Instructions to follow => Find the string "Relay" in the records and copy each line where it occurs.
### Records for processing ###
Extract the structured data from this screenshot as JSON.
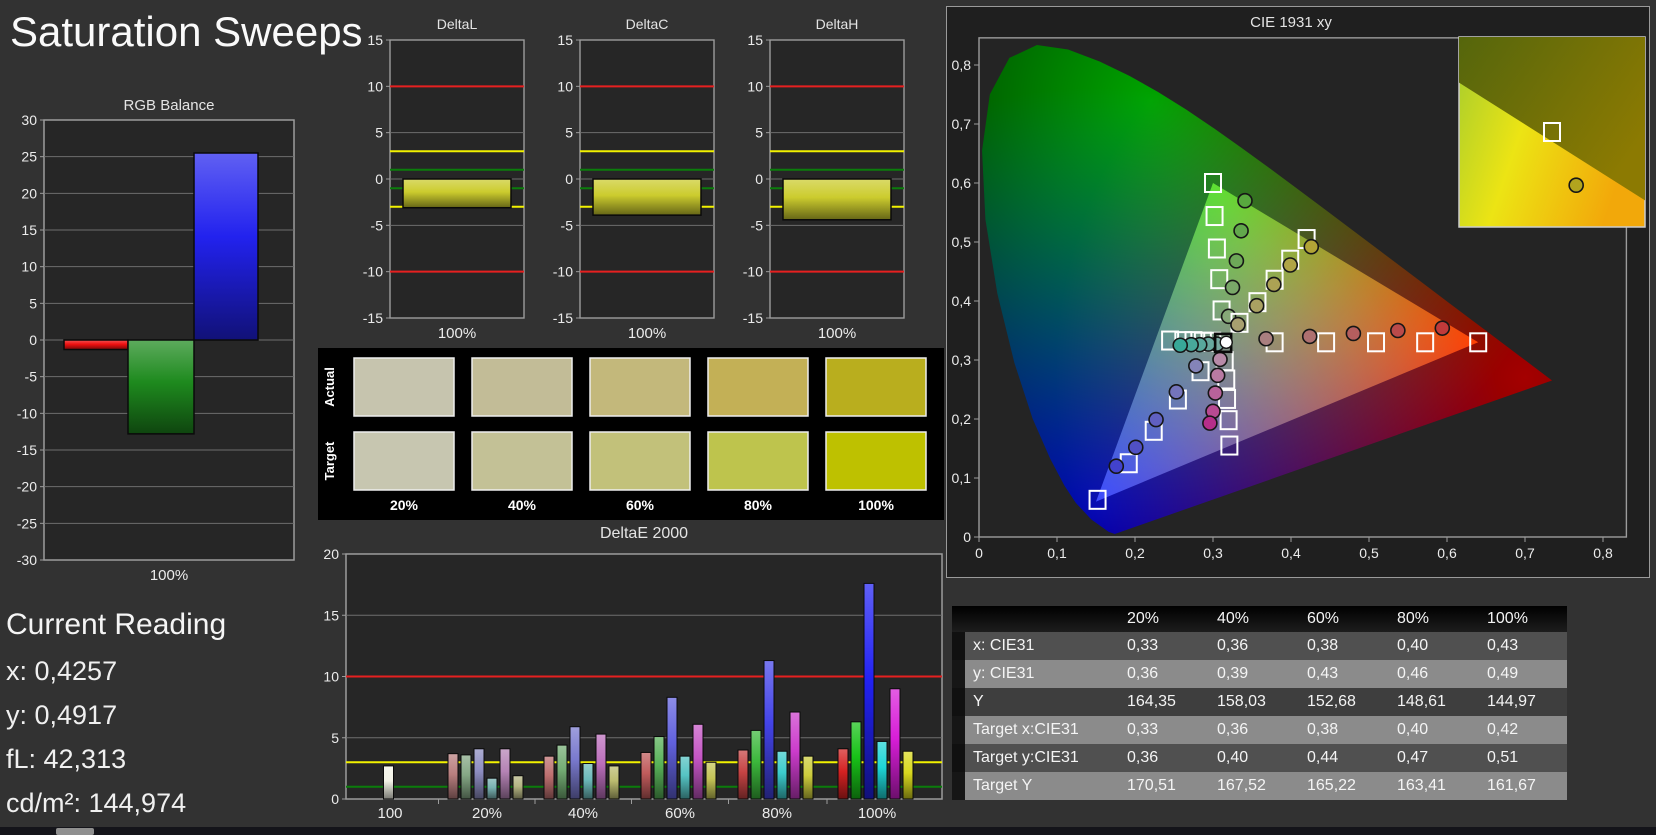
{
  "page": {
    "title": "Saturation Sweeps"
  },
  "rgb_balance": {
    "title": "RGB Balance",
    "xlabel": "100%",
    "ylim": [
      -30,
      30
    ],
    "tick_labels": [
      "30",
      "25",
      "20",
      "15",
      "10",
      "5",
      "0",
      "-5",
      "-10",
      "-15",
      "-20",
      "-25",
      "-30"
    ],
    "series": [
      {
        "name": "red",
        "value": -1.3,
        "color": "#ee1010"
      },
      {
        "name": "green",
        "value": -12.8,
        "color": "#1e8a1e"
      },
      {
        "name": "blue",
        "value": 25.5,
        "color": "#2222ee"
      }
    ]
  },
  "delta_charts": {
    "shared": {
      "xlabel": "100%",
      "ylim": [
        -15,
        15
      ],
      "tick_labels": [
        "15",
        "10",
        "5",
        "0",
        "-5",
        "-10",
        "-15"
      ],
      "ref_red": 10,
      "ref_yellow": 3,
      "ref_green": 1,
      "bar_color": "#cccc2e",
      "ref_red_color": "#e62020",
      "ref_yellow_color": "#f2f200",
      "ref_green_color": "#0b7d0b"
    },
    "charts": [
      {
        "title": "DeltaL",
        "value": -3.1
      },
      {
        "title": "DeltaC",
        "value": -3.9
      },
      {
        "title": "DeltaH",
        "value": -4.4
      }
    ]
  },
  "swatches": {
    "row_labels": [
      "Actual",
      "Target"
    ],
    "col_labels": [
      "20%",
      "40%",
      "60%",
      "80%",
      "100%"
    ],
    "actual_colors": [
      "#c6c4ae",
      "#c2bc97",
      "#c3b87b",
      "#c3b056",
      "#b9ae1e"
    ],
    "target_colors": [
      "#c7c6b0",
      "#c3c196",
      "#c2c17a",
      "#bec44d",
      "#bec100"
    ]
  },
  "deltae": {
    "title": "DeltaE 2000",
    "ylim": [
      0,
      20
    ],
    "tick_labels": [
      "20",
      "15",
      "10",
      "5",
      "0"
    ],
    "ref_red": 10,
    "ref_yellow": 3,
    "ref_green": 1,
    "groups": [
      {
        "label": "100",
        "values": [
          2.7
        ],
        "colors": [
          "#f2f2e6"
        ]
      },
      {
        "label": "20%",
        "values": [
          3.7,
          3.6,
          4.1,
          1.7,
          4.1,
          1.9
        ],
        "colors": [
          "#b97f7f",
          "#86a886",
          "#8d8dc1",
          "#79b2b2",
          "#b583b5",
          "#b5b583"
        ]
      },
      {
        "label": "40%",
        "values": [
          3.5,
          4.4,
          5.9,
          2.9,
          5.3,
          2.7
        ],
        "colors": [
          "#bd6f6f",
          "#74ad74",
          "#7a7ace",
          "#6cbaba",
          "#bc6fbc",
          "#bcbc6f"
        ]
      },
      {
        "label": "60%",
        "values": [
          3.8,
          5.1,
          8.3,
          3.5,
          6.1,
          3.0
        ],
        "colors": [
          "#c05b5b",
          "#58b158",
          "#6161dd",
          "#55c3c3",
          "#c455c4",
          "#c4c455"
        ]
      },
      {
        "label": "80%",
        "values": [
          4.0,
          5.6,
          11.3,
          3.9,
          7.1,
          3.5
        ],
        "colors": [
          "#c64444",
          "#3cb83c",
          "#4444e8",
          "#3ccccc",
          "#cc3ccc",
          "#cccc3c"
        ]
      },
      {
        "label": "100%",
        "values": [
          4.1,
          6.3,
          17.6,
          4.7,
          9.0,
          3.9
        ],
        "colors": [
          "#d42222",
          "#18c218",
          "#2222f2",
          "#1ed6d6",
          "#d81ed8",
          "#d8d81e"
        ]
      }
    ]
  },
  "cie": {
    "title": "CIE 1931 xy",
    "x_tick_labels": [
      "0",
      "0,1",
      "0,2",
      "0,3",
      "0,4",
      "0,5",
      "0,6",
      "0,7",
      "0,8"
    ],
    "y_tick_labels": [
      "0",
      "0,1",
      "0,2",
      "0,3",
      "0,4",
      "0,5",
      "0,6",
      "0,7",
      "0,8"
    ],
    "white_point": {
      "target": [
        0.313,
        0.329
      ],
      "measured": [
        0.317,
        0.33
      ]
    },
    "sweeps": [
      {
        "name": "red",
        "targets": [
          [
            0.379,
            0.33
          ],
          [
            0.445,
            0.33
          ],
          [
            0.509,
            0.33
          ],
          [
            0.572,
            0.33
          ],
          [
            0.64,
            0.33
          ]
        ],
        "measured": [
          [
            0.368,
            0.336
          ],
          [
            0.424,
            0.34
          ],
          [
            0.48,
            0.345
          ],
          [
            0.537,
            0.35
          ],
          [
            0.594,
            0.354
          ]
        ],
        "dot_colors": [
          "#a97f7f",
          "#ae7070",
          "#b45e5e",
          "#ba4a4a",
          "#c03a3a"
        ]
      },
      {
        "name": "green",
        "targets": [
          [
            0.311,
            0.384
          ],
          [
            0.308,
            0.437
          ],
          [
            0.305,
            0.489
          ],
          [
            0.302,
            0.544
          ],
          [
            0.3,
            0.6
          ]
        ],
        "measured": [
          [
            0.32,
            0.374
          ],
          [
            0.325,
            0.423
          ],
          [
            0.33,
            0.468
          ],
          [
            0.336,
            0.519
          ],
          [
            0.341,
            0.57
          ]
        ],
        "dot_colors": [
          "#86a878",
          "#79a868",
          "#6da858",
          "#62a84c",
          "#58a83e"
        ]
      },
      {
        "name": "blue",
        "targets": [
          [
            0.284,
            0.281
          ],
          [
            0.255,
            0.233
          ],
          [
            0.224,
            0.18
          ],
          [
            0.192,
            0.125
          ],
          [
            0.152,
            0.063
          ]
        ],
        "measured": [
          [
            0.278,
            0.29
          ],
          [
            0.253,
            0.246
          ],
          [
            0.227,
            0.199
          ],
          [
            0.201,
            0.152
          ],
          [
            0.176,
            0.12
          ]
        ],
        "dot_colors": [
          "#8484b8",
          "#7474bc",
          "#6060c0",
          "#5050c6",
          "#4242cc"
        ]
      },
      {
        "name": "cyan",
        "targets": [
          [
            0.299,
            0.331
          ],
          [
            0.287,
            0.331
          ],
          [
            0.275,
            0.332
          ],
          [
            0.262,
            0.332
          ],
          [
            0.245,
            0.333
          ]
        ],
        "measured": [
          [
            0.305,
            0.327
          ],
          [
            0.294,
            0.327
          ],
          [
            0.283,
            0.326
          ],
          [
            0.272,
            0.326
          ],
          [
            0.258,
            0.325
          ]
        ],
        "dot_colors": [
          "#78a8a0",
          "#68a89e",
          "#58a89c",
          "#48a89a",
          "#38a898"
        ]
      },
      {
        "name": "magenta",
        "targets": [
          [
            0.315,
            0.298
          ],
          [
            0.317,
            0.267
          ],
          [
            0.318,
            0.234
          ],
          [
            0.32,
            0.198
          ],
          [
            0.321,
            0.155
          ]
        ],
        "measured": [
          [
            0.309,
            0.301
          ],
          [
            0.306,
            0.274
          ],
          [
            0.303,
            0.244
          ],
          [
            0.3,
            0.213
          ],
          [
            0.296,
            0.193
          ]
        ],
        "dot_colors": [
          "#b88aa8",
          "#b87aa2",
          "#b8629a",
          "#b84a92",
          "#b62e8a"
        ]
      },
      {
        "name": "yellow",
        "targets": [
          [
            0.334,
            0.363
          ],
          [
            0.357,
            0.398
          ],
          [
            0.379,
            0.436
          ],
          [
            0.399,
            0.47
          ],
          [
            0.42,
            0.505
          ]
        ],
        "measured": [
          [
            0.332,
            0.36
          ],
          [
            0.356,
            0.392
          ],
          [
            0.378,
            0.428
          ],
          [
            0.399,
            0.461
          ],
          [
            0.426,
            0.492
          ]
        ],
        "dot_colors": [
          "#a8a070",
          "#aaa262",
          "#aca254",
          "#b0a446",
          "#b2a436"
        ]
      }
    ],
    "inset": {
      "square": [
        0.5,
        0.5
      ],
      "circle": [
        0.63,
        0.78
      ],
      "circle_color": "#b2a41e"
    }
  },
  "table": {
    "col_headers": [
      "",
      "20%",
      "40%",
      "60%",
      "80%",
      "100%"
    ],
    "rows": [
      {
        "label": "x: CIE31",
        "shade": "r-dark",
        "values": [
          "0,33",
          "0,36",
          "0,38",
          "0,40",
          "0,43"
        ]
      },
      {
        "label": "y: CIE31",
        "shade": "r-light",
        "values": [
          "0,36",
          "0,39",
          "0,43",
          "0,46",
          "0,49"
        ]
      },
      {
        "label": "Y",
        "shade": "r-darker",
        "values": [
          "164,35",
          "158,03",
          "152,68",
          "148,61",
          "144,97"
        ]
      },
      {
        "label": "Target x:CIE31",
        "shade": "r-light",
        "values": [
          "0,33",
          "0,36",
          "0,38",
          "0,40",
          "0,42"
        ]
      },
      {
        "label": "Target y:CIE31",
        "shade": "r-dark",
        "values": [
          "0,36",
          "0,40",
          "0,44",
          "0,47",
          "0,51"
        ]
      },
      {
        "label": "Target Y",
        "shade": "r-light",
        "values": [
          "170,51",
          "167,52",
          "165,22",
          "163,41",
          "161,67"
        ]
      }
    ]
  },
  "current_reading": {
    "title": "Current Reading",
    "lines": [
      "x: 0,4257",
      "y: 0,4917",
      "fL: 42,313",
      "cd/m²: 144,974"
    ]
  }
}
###
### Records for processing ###
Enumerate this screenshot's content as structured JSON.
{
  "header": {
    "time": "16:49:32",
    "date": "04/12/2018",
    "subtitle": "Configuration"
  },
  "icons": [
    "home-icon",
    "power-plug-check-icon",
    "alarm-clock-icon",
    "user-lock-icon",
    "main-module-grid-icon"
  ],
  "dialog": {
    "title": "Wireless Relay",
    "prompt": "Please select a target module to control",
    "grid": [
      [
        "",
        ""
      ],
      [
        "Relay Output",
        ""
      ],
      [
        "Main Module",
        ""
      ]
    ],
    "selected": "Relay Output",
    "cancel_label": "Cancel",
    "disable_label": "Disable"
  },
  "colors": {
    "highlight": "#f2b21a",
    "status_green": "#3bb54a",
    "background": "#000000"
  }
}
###
Solution to this exercise =>
    "title": "Wireless Relay",
        "Relay Output",
    "selected": "Relay Output",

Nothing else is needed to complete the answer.